All too soon this fascinating experience was over. It had not been so brutal as the later car, but all the better for it. The Ferrari communicated better, slid more and gave more time to plan ahead. And it had a better, more individual noise. Yes, almost anyone could drive a 1970s F1 Ferrari. Only a select few, though, could win races with one.
Mark Hales and Nick Mason are in the process of producing a book of track tests covering Mason’s extensive collection. It is due to be published in the 1998.
The 312T3: better than the books suggest
Ferrari has Colin Chapman alone to blame for the fact that the 312T3 has not been remembered as a landmark Ferrari in the same way as the championship winning 312T, 12 and 14. It won five races in 1978, more than required by Williams to walk the constructor’s championship in 1980. But the might of the extraordinary Lotus 79 with its unsurpassed ground effect aerodynamics meant Carlos Reutemann ended his Maranello days just third in the championship, with the young Villeneuve a distant ninth and Ferrari runners-up but effective also-rans in the Lotus-dominated constructors championship.
The T3 was, as its name suggests, an evolutionary car which was both longer and wider than the T2 and heavier too. Unlike the Lotus, there was nothing radical about its design though it had an effectively new chassis with the engine lowered in the car and the suspension revised to cope with the Michelin radials it would carry in place of Goodyear crossplies.
The simple truth was that, like every other Grand Prix car of its era, it was no match for the Lotuses. But when they failed, such as during Reutemann’s epic drive to victory at Brands Hatch, the T3s were almost invariably there to pick up the pieces, cleaning up between them all bar three of the remaining races. Two of these were claimed by Lauda’s Brabham — using in Sweden the subsequently outlawed ‘fan car’ — and inheriting a win at Monza after Andretti and Villeneuve received time penalties.

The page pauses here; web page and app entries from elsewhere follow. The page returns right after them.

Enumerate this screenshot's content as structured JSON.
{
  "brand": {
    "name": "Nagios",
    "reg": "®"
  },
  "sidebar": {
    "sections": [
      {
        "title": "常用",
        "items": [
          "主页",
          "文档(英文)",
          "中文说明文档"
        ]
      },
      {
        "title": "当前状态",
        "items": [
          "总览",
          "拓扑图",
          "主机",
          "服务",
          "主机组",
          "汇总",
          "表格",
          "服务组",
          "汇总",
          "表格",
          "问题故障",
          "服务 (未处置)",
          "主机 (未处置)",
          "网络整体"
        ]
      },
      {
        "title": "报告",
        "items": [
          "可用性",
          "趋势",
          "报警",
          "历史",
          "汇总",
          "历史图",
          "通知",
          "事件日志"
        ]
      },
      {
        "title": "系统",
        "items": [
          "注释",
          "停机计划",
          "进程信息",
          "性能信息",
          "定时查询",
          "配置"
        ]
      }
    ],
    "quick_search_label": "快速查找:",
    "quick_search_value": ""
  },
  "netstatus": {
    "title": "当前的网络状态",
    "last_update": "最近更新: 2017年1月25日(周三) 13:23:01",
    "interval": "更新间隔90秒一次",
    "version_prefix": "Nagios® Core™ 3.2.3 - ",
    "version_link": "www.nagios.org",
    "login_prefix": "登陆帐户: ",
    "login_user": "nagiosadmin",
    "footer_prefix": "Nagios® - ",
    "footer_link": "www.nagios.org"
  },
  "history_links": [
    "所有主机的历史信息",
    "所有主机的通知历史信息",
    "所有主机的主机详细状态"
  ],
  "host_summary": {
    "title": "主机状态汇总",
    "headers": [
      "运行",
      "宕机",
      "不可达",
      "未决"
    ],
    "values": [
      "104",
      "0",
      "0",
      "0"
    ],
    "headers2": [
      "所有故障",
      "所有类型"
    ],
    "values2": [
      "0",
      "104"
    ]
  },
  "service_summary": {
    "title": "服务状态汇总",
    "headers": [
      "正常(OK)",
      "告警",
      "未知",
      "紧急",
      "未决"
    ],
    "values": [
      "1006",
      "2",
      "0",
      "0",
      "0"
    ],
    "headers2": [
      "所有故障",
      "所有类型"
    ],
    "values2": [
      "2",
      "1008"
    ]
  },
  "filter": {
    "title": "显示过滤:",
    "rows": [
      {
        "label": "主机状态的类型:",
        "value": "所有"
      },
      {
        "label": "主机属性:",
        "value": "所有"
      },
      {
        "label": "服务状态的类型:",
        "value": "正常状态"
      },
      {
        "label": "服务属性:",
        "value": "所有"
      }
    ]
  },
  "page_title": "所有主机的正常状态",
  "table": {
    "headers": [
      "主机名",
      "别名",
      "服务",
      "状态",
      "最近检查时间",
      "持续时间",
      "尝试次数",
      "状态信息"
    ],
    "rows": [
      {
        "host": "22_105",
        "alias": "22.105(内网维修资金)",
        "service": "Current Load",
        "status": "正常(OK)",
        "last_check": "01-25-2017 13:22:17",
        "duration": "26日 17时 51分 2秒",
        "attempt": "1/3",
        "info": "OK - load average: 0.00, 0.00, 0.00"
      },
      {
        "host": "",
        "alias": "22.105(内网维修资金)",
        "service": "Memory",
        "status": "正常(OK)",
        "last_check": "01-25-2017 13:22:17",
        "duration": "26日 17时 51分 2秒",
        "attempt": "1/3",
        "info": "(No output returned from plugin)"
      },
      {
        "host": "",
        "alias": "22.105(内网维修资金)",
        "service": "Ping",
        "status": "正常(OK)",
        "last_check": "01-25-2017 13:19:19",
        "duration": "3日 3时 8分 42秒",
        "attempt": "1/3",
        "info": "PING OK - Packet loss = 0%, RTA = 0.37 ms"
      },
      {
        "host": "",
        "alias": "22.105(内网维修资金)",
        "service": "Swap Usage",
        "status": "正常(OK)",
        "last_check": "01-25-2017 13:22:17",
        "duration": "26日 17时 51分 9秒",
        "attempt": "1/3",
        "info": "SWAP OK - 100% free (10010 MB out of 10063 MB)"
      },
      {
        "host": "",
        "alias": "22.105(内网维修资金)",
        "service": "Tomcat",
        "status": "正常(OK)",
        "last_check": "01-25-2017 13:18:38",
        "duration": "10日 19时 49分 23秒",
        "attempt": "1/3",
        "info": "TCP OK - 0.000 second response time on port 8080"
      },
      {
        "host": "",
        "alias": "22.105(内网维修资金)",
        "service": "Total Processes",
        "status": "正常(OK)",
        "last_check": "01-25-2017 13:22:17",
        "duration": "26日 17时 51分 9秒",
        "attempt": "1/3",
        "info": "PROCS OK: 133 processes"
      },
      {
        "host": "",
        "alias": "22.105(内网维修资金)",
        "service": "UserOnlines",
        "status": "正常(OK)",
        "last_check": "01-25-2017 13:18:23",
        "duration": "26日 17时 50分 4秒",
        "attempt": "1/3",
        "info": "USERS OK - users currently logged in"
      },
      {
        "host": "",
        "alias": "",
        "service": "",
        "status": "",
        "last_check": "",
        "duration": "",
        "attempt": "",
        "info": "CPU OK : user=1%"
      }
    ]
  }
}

Though it led for 39 laps at Long Beach, the claim to fame of 312T3 chassis number 034 will always be Villeneuve’s first Grand Prix victory, on Canadian home ground at the newly configured Notre Dame circuit in Montreal. To be fair Jean-Pierre Jarier, taking over the second Lotus seat from the late Ronnie Peterson, looked the likely winner having stormed the 79 to pole position and leading for the first 47 laps. An oil leak denied Jarier victory and, egged on by an exultant crowd, Villeneuve crossed the line 13 seconds ahead of Scheckter’s Wolf and 20sec ahead of Reutemann’s Ferrari. AF